With this week’s Daytona 500, NASCAR begins a new era with races broken up into three stages before declaring a winner. It’s a revolutionary idea that goes back to the sport’s short track, roots but also provides more “winning moments” in the hopes of drawing more fans for longer period of time to tune into the races.
In short, NASCAR had to do something this offseason with its ratings slide showing no signs of slowing down. 22 of 29 Cup races declined in ratings, continuing a viewership freefall that stretches back for the better part of a decade. Just how bad has NASCAR’s tailspin been? They’ve lost almost half of their audience since the sport’s peak in the mid-2000s with a 45% dip since 2005.
There are many theories surrounding why NASCAR’s ratings have fallen so fast and so far compared to other sports. There’s drivers that might not connect as well as their predecessors, constant rule changes and tweaks that make the sport tough to follow, inconsistent start times for races, over-expansion to new tracks in non-traditional markets, a recession that hit traditional NASCAR fanbases with more lasting impact than others, and the fact that there’s more television options than ever before.
Since 2005, Nascar’s television viewership is down 45%. #wsj
— Brad Adgate (@badgate) February 23, 2017
No matter how NASCAR got in this situation, it’s the fact that it’s been so difficult to try to get out of it that is most concerning. Every year, one thinks NASCAR ratings have bottomed out, they seem to dip lower.
With NASCAR reaching its breaking point, it’s no shock to see such a bold move in the fundamental change to how races are structured from green flag to checkered flag. In actuality, though, it could be just the beginning of sweeping changes to a sport desperately in need of positive momentum.
The Wall Street Journal has a fascinating dive into NASCAR television ratings and the struggles facing the sport’s executives and television partners NBC and Fox. While the France family drama at the top level of NASCAR makes for interesting reading, there are a couple of nuggets related to the sport’s relationship with its television partners that are fascinating.
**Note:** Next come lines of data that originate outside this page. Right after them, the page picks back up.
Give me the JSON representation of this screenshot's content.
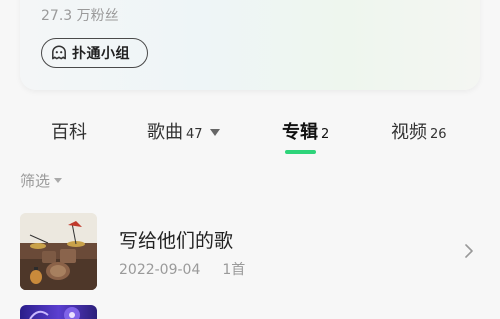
{
  "profile": {
    "fans_text": "27.3 万粉丝",
    "group_button_label": "扑通小组",
    "group_icon": "ghost-chat-icon"
  },
  "tabs": [
    {
      "label": "百科",
      "count": ""
    },
    {
      "label": "歌曲",
      "count": "47"
    },
    {
      "label": "专辑",
      "count": "2",
      "active": true
    },
    {
      "label": "视频",
      "count": "26"
    }
  ],
  "accent_color": "#2ed47a",
  "filter": {
    "label": "筛选"
  },
  "albums": [
    {
      "title": "写给他们的歌",
      "date": "2022-09-04",
      "track_count": "1首",
      "cover_icon": "drum-kit-photo"
    },
    {
      "title": "",
      "date": "",
      "track_count": "",
      "cover_icon": "purple-abstract-cover"
    }
  ]
}
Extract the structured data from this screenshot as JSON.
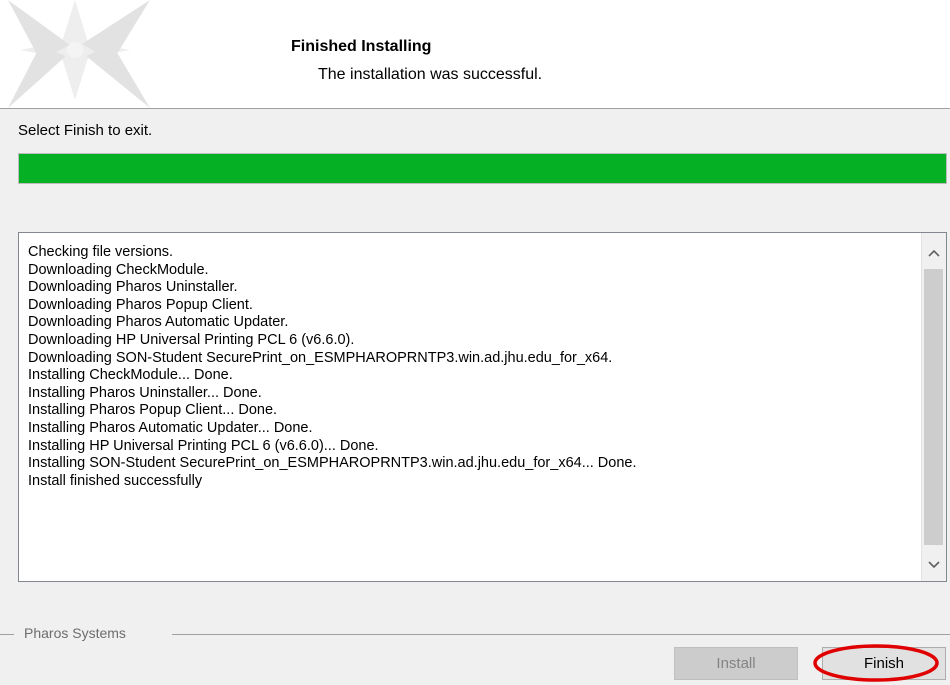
{
  "header": {
    "title": "Finished Installing",
    "subtitle": "The installation was successful."
  },
  "instruction": "Select Finish to exit.",
  "progress": {
    "percent": 100,
    "color": "#06b025"
  },
  "log": {
    "lines": [
      "Checking file versions.",
      "Downloading CheckModule.",
      "Downloading Pharos Uninstaller.",
      "Downloading Pharos Popup Client.",
      "Downloading Pharos Automatic Updater.",
      "Downloading HP Universal Printing PCL 6 (v6.6.0).",
      "Downloading SON-Student SecurePrint_on_ESMPHAROPRNTP3.win.ad.jhu.edu_for_x64.",
      "Installing CheckModule... Done.",
      "Installing Pharos Uninstaller... Done.",
      "Installing Pharos Popup Client... Done.",
      "Installing Pharos Automatic Updater... Done.",
      "Installing HP Universal Printing PCL 6 (v6.6.0)... Done.",
      "Installing SON-Student SecurePrint_on_ESMPHAROPRNTP3.win.ad.jhu.edu_for_x64... Done.",
      "Install finished successfully"
    ],
    "scroll_up_icon": "chevron-up-icon",
    "scroll_down_icon": "chevron-down-icon"
  },
  "footer": {
    "group_label": "Pharos Systems",
    "install_label": "Install",
    "finish_label": "Finish",
    "highlight_color": "#e00000"
  }
}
One of those insights WSJ reports is NBC executives pressing NASCAR to do something drastic to reverse the ratings decline, which led to the thinktank meeting that produced the idea to race in stages. With the networks paying hundreds of millions of dollars for NASCAR television packages and the races likely not producing the ratings anticipated, NBC and Fox are pushing hard to get a better return on their investment than they’re currently receiving.
Another even more substantial evolution proposed by NBC would be to move some NASCAR races to the middle of the week in primetime to move away from the NFL on Sundays.
Remember this one? #DAYTONA500
— NASCAR (@NASCAR) February 23, 2017
Only about a third of the NASCAR season goes head-to-head with the NFL, but it is indeed a killer on the ratings. The NASCAR Chase/Playoff that takes place during the fall should be the climax of the season when more people are tuned in, but that’s not the case. NASCAR averaged 4.6 million viewers last season and yet only the final 2 races in the Chase at Phoenix and Homestead managed to crack 4 million viewers.
Were NASCAR to run their playoff races in primetime on a Tuesday or Wednesday night they could own one night of the week during the fall. (If this discussion sounds familiar it’s the same idea that’s been bouncing around MLS for quite some time in getting away from competing with the NFL) Not only could that help push more viewers to NASCAR, it could also help improve the primetime ratings of their cable partners as well.
Naturally, there is a downside to the idea of more midweek races, namely attendance. As ratings have declined for NASCAR so have butts in the seats. If races were to run on a Tuesday or Wednesday night, it would almost kill any hopes of getting sellout crowds to the track. And what about other events like practice, qualifying, and the X-Finity Series? How many fans are realistically going to show up for a Tuesday afternoon X-Finity Series race at Dover?
While NBC’s Jon Miller told the WSJ that the midweek idea isn’t on the table for now, the mere mention of it does show just how desperate all parties involved truly are to find a solution here.
You can bet everyone associated with NASCAR will watch the television ratings very closely this season. If ratings continue to slide despite the transformational changes of racing in stages and constructing more designed breaks in action to better suit television viewing habits and fan interests, NASCAR will have to go back to the drawing board and come up with something else in order to win back fans. And it might have to be something even more drastic than what we will see this season.